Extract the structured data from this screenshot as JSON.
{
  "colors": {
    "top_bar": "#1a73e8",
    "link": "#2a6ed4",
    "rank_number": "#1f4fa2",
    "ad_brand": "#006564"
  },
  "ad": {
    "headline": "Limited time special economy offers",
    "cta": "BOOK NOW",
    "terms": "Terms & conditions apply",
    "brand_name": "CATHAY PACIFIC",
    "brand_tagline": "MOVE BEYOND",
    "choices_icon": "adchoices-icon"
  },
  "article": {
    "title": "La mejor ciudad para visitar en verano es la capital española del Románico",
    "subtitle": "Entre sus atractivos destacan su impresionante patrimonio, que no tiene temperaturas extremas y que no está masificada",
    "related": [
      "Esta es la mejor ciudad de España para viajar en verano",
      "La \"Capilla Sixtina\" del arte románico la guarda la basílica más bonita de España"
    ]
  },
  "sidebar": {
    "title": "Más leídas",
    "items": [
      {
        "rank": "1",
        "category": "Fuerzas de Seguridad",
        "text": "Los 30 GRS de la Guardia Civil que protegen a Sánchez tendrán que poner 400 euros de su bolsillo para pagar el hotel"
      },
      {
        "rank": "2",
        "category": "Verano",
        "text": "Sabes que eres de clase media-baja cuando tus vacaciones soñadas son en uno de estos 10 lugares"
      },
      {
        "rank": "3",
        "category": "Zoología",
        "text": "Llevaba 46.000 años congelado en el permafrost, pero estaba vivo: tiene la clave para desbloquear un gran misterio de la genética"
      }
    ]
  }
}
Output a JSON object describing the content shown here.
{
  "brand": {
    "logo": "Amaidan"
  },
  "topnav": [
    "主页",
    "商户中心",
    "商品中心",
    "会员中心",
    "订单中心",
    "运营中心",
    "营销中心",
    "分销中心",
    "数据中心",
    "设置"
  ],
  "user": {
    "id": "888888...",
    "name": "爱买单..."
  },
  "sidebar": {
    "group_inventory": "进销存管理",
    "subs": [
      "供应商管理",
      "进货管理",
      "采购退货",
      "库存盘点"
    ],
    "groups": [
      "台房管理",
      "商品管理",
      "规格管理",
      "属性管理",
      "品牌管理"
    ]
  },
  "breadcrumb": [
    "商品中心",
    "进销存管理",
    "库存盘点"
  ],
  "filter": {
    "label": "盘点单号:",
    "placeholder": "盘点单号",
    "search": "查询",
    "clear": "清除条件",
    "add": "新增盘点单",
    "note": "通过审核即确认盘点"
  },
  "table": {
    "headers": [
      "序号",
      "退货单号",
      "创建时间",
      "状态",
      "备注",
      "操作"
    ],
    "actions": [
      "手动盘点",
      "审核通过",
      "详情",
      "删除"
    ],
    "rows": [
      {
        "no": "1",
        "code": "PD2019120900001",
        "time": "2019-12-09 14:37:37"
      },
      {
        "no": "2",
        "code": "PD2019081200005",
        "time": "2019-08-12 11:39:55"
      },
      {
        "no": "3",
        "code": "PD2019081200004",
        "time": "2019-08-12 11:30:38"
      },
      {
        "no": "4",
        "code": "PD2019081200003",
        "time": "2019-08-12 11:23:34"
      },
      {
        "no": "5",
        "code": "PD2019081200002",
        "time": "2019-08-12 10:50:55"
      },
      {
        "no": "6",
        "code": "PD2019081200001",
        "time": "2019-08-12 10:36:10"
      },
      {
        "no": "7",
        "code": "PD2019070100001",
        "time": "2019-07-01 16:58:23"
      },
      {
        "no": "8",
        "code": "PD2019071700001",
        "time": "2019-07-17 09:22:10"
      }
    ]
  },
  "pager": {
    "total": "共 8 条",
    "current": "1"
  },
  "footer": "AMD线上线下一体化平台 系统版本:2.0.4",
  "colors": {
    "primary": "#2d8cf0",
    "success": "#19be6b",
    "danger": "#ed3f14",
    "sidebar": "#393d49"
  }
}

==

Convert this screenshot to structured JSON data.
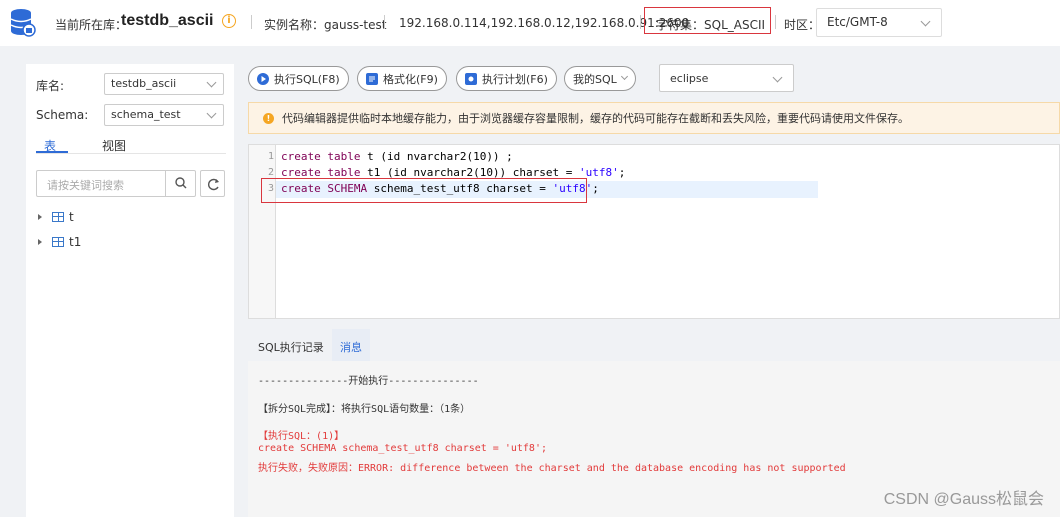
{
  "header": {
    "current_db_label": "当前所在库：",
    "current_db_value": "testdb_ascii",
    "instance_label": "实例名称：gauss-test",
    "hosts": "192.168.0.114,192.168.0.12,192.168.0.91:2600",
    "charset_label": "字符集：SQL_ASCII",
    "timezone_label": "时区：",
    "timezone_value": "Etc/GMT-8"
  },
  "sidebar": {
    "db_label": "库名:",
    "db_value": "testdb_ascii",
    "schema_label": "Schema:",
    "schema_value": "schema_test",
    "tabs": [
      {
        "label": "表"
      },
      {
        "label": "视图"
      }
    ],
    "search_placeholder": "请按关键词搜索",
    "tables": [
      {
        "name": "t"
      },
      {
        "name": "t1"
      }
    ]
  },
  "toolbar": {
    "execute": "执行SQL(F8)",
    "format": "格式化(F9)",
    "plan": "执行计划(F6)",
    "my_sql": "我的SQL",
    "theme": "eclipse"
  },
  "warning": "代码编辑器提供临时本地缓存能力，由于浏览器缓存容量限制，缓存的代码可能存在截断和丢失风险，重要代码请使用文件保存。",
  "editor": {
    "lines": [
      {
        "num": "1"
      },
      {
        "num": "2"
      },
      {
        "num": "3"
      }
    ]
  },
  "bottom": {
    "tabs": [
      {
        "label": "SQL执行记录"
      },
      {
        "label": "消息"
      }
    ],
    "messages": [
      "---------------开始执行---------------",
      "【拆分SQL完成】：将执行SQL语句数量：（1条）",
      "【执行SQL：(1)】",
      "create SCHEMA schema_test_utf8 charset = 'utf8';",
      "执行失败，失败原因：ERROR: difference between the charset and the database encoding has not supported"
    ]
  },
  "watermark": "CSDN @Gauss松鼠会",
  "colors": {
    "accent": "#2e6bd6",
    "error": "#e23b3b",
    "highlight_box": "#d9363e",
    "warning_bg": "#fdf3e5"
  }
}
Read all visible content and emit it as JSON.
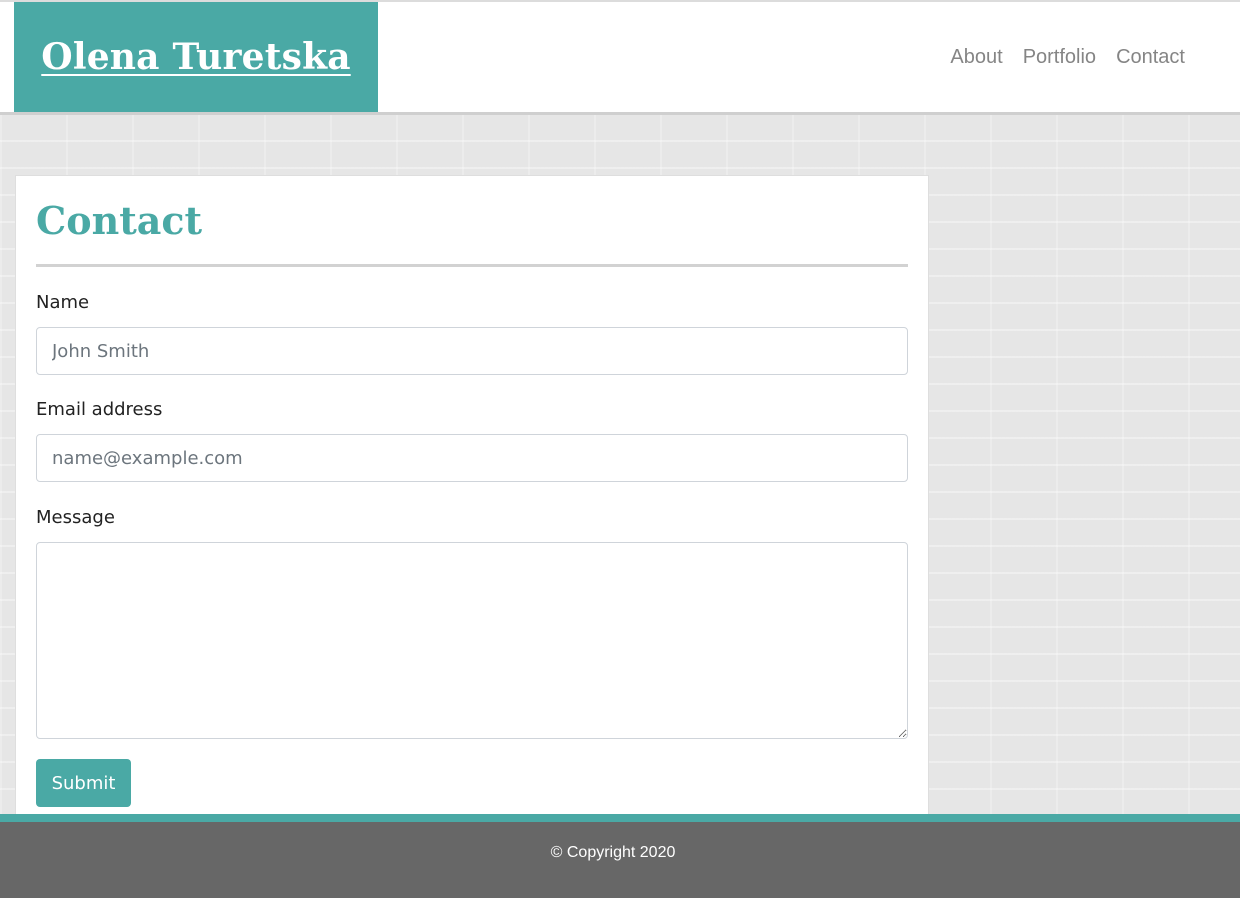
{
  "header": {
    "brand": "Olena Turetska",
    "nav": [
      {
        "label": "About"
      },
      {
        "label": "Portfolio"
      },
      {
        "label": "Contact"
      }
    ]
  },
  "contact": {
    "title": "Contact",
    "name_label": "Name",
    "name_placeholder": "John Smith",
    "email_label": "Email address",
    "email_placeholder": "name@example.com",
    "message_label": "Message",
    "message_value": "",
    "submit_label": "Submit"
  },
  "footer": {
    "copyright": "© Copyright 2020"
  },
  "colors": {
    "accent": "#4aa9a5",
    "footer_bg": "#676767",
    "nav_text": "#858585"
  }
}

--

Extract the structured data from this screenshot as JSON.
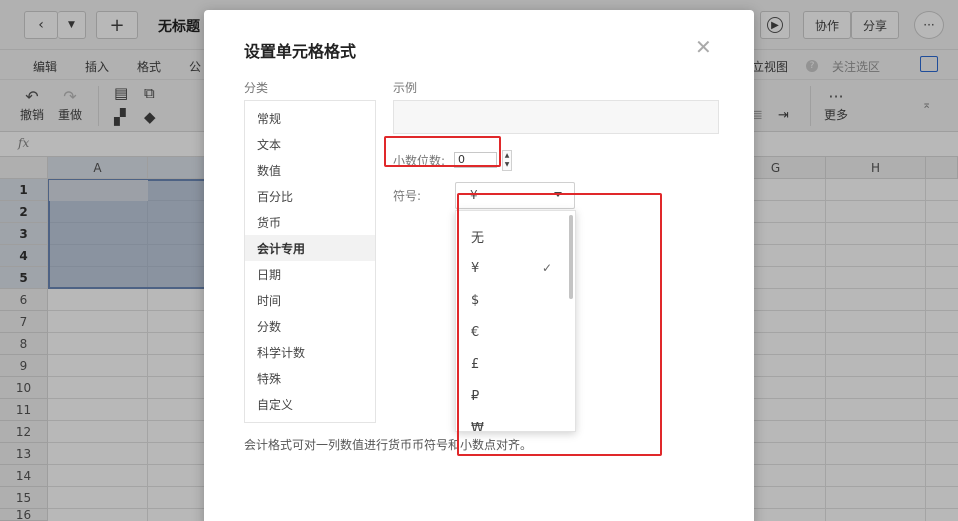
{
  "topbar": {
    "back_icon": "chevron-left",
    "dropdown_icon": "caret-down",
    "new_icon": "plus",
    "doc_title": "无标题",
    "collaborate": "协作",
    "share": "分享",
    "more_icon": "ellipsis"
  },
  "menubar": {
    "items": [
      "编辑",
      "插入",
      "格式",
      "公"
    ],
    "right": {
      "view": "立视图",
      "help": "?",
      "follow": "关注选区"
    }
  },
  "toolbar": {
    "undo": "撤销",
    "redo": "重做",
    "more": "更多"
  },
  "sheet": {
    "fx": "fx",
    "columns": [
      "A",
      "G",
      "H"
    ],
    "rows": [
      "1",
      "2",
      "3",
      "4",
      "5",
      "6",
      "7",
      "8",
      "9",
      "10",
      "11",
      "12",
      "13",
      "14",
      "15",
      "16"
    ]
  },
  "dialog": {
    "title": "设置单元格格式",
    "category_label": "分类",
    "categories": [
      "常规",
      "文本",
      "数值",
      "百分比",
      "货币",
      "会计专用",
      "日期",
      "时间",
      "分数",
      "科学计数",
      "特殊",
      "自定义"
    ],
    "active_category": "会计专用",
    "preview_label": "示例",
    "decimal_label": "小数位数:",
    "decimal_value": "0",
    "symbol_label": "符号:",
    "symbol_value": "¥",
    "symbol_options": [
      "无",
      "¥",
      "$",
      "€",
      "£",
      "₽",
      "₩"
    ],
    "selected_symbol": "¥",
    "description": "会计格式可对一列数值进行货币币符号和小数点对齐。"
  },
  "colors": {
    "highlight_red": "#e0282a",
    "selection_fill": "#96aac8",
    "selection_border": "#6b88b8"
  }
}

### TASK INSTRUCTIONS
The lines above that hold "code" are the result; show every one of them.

### RESULT FOR THIS TASK
        "code": "PD2019120900001",
        "code": "PD2019081200005",
        "code": "PD2019081200004",
        "code": "PD2019081200003",
        "code": "PD2019081200002",
        "code": "PD2019081200001",
        "code": "PD2019070100001",
        "code": "PD2019071700001",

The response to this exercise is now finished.